# EXTRACTED INFORMATION
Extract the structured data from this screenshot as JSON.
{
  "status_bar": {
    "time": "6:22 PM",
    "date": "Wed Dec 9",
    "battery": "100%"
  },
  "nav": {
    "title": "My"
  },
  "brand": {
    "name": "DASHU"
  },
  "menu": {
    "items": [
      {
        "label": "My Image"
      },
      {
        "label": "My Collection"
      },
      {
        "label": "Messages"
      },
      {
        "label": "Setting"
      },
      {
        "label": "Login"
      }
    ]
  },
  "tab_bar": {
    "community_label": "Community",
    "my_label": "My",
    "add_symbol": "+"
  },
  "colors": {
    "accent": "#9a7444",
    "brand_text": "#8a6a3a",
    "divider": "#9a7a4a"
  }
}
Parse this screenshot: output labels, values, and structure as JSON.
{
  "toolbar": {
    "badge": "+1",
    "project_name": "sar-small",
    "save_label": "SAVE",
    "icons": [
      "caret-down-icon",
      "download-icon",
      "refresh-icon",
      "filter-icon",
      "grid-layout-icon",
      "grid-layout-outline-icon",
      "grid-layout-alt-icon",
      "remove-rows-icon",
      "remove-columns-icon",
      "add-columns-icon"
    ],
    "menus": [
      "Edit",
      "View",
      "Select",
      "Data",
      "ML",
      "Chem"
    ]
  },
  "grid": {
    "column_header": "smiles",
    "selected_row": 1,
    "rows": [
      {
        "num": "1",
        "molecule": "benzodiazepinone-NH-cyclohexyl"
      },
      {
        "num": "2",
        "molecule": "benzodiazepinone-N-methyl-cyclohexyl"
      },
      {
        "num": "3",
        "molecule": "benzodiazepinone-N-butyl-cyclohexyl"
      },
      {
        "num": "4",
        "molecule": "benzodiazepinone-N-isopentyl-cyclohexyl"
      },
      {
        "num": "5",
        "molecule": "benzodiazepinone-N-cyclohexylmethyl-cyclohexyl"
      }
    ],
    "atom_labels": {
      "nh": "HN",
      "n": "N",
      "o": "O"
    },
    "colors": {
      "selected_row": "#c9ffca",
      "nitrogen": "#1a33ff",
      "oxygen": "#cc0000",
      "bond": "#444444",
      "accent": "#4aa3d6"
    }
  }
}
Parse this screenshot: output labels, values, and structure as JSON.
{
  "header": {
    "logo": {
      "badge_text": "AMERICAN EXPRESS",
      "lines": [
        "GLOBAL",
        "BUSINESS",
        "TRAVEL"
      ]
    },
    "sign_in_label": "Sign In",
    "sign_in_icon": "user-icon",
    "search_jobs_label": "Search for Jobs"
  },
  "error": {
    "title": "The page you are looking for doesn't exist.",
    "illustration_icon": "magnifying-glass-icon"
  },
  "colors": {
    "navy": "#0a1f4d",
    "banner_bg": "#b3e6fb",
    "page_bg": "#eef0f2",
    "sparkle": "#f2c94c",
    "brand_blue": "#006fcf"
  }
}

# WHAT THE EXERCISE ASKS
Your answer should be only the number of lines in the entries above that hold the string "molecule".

# THE ANSWER
5